Give back every record below, character for character.

[Data about app and page elements]
● ● ● ● ● ● ●

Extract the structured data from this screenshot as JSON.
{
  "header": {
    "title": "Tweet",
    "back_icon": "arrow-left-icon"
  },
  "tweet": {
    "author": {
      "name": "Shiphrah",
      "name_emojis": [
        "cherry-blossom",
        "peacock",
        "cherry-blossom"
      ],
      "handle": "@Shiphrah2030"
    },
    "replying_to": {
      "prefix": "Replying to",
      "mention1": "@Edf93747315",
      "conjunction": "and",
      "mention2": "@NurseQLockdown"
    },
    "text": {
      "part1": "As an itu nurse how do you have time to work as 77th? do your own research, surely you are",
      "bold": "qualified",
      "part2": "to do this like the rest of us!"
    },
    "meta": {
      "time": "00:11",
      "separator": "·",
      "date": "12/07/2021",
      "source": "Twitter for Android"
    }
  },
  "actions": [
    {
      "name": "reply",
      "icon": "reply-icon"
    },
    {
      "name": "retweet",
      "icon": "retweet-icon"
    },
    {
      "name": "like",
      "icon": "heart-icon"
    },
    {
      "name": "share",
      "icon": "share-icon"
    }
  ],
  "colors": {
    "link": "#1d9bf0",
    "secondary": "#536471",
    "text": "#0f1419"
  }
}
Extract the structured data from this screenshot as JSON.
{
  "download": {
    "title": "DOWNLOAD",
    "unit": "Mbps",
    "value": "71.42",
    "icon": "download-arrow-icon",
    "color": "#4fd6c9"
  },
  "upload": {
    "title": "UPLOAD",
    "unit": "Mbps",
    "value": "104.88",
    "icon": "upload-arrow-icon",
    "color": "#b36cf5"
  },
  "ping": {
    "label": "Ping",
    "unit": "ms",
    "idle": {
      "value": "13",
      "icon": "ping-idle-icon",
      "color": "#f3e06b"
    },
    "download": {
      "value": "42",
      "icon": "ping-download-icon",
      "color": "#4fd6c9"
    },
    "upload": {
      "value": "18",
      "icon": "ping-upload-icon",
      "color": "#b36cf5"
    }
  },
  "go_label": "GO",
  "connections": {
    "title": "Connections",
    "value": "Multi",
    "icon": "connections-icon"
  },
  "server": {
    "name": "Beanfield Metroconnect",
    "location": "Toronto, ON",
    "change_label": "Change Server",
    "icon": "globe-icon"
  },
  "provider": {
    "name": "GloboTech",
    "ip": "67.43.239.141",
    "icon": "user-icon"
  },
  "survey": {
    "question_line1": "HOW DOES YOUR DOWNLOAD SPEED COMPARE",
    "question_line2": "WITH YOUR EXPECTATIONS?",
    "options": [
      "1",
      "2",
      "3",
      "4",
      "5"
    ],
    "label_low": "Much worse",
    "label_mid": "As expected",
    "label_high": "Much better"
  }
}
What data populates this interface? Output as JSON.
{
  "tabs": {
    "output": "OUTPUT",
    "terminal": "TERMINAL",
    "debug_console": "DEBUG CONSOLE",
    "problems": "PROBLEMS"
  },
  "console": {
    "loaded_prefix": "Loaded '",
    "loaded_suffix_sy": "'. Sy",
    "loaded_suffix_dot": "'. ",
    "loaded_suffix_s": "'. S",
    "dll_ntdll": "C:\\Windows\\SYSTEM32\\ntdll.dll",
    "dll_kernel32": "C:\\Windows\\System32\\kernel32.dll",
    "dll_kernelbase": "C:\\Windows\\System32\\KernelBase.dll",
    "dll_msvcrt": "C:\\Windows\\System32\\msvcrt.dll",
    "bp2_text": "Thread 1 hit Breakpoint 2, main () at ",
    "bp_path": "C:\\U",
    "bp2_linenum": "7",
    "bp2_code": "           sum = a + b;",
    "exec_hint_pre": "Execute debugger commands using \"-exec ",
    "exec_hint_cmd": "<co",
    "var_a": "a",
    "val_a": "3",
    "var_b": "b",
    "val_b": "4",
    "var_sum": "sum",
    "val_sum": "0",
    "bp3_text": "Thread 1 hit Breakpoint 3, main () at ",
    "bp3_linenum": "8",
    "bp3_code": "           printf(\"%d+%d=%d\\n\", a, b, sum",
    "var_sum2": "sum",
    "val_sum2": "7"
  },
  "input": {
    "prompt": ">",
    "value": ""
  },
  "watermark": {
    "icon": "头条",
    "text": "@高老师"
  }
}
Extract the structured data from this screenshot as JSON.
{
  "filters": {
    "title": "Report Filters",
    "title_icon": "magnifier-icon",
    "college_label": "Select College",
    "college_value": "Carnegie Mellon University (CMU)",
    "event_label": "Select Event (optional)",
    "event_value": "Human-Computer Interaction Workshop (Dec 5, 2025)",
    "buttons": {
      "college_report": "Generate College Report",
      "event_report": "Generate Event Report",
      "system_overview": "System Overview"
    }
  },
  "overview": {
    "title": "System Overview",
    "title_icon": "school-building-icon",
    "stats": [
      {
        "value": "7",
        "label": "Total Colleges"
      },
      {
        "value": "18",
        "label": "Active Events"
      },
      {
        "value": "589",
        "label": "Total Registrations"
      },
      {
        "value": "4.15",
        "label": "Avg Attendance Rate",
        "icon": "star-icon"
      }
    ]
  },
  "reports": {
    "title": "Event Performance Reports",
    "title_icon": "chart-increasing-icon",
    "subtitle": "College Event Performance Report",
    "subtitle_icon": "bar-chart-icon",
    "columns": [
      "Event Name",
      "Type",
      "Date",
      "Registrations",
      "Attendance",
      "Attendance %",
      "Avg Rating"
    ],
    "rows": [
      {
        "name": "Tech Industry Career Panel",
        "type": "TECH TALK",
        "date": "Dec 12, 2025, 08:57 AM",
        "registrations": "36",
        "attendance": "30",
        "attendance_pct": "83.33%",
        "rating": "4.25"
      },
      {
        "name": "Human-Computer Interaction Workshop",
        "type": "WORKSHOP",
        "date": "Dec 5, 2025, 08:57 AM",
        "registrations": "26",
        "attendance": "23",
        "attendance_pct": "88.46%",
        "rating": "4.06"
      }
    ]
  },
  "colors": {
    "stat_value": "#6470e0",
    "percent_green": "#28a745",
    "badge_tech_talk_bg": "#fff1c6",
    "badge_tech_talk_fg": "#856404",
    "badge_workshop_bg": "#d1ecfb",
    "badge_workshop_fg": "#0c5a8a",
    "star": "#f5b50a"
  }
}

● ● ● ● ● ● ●

RESULT OF THE EXERCISE |
Extract the structured data from this screenshot as JSON.
{
  "header": {
    "title": "Tweet",
    "back_icon": "arrow-left-icon"
  },
  "tweet": {
    "author": {
      "name": "Shiphrah",
      "name_emojis": [
        "cherry-blossom",
        "peacock",
        "cherry-blossom"
      ],
      "handle": "@Shiphrah2030"
    },
    "replying_to": {
      "prefix": "Replying to",
      "mention1": "@Edf93747315",
      "conjunction": "and",
      "mention2": "@NurseQLockdown"
    },
    "text": {
      "part1": "As an itu nurse how do you have time to work as 77th? do your own research, surely you are",
      "bold": "qualified",
      "part2": "to do this like the rest of us!"
    },
    "meta": {
      "time": "00:11",
      "separator": "·",
      "date": "12/07/2021",
      "source": "Twitter for Android"
    }
  },
  "actions": [
    {
      "name": "reply",
      "icon": "reply-icon"
    },
    {
      "name": "retweet",
      "icon": "retweet-icon"
    },
    {
      "name": "like",
      "icon": "heart-icon"
    },
    {
      "name": "share",
      "icon": "share-icon"
    }
  ],
  "colors": {
    "link": "#1d9bf0",
    "secondary": "#536471",
    "text": "#0f1419"
  }
}
Extract the structured data from this screenshot as JSON.
{
  "download": {
    "title": "DOWNLOAD",
    "unit": "Mbps",
    "value": "71.42",
    "icon": "download-arrow-icon",
    "color": "#4fd6c9"
  },
  "upload": {
    "title": "UPLOAD",
    "unit": "Mbps",
    "value": "104.88",
    "icon": "upload-arrow-icon",
    "color": "#b36cf5"
  },
  "ping": {
    "label": "Ping",
    "unit": "ms",
    "idle": {
      "value": "13",
      "icon": "ping-idle-icon",
      "color": "#f3e06b"
    },
    "download": {
      "value": "42",
      "icon": "ping-download-icon",
      "color": "#4fd6c9"
    },
    "upload": {
      "value": "18",
      "icon": "ping-upload-icon",
      "color": "#b36cf5"
    }
  },
  "go_label": "GO",
  "connections": {
    "title": "Connections",
    "value": "Multi",
    "icon": "connections-icon"
  },
  "server": {
    "name": "Beanfield Metroconnect",
    "location": "Toronto, ON",
    "change_label": "Change Server",
    "icon": "globe-icon"
  },
  "provider": {
    "name": "GloboTech",
    "ip": "67.43.239.141",
    "icon": "user-icon"
  },
  "survey": {
    "question_line1": "HOW DOES YOUR DOWNLOAD SPEED COMPARE",
    "question_line2": "WITH YOUR EXPECTATIONS?",
    "options": [
      "1",
      "2",
      "3",
      "4",
      "5"
    ],
    "label_low": "Much worse",
    "label_mid": "As expected",
    "label_high": "Much better"
  }
}
What data populates this interface? Output as JSON.
{
  "tabs": {
    "output": "OUTPUT",
    "terminal": "TERMINAL",
    "debug_console": "DEBUG CONSOLE",
    "problems": "PROBLEMS"
  },
  "console": {
    "loaded_prefix": "Loaded '",
    "loaded_suffix_sy": "'. Sy",
    "loaded_suffix_dot": "'. ",
    "loaded_suffix_s": "'. S",
    "dll_ntdll": "C:\\Windows\\SYSTEM32\\ntdll.dll",
    "dll_kernel32": "C:\\Windows\\System32\\kernel32.dll",
    "dll_kernelbase": "C:\\Windows\\System32\\KernelBase.dll",
    "dll_msvcrt": "C:\\Windows\\System32\\msvcrt.dll",
    "bp2_text": "Thread 1 hit Breakpoint 2, main () at ",
    "bp_path": "C:\\U",
    "bp2_linenum": "7",
    "bp2_code": "           sum = a + b;",
    "exec_hint_pre": "Execute debugger commands using \"-exec ",
    "exec_hint_cmd": "<co",
    "var_a": "a",
    "val_a": "3",
    "var_b": "b",
    "val_b": "4",
    "var_sum": "sum",
    "val_sum": "0",
    "bp3_text": "Thread 1 hit Breakpoint 3, main () at ",
    "bp3_linenum": "8",
    "bp3_code": "           printf(\"%d+%d=%d\\n\", a, b, sum",
    "var_sum2": "sum",
    "val_sum2": "7"
  },
  "input": {
    "prompt": ">",
    "value": ""
  },
  "watermark": {
    "icon": "头条",
    "text": "@高老师"
  }
}
Extract the structured data from this screenshot as JSON.
{
  "filters": {
    "title": "Report Filters",
    "title_icon": "magnifier-icon",
    "college_label": "Select College",
    "college_value": "Carnegie Mellon University (CMU)",
    "event_label": "Select Event (optional)",
    "event_value": "Human-Computer Interaction Workshop (Dec 5, 2025)",
    "buttons": {
      "college_report": "Generate College Report",
      "event_report": "Generate Event Report",
      "system_overview": "System Overview"
    }
  },
  "overview": {
    "title": "System Overview",
    "title_icon": "school-building-icon",
    "stats": [
      {
        "value": "7",
        "label": "Total Colleges"
      },
      {
        "value": "18",
        "label": "Active Events"
      },
      {
        "value": "589",
        "label": "Total Registrations"
      },
      {
        "value": "4.15",
        "label": "Avg Attendance Rate",
        "icon": "star-icon"
      }
    ]
  },
  "reports": {
    "title": "Event Performance Reports",
    "title_icon": "chart-increasing-icon",
    "subtitle": "College Event Performance Report",
    "subtitle_icon": "bar-chart-icon",
    "columns": [
      "Event Name",
      "Type",
      "Date",
      "Registrations",
      "Attendance",
      "Attendance %",
      "Avg Rating"
    ],
    "rows": [
      {
        "name": "Tech Industry Career Panel",
        "type": "TECH TALK",
        "date": "Dec 12, 2025, 08:57 AM",
        "registrations": "36",
        "attendance": "30",
        "attendance_pct": "83.33%",
        "rating": "4.25"
      },
      {
        "name": "Human-Computer Interaction Workshop",
        "type": "WORKSHOP",
        "date": "Dec 5, 2025, 08:57 AM",
        "registrations": "26",
        "attendance": "23",
        "attendance_pct": "88.46%",
        "rating": "4.06"
      }
    ]
  },
  "colors": {
    "stat_value": "#6470e0",
    "percent_green": "#28a745",
    "badge_tech_talk_bg": "#fff1c6",
    "badge_tech_talk_fg": "#856404",
    "badge_workshop_bg": "#d1ecfb",
    "badge_workshop_fg": "#0c5a8a",
    "star": "#f5b50a"
  }
}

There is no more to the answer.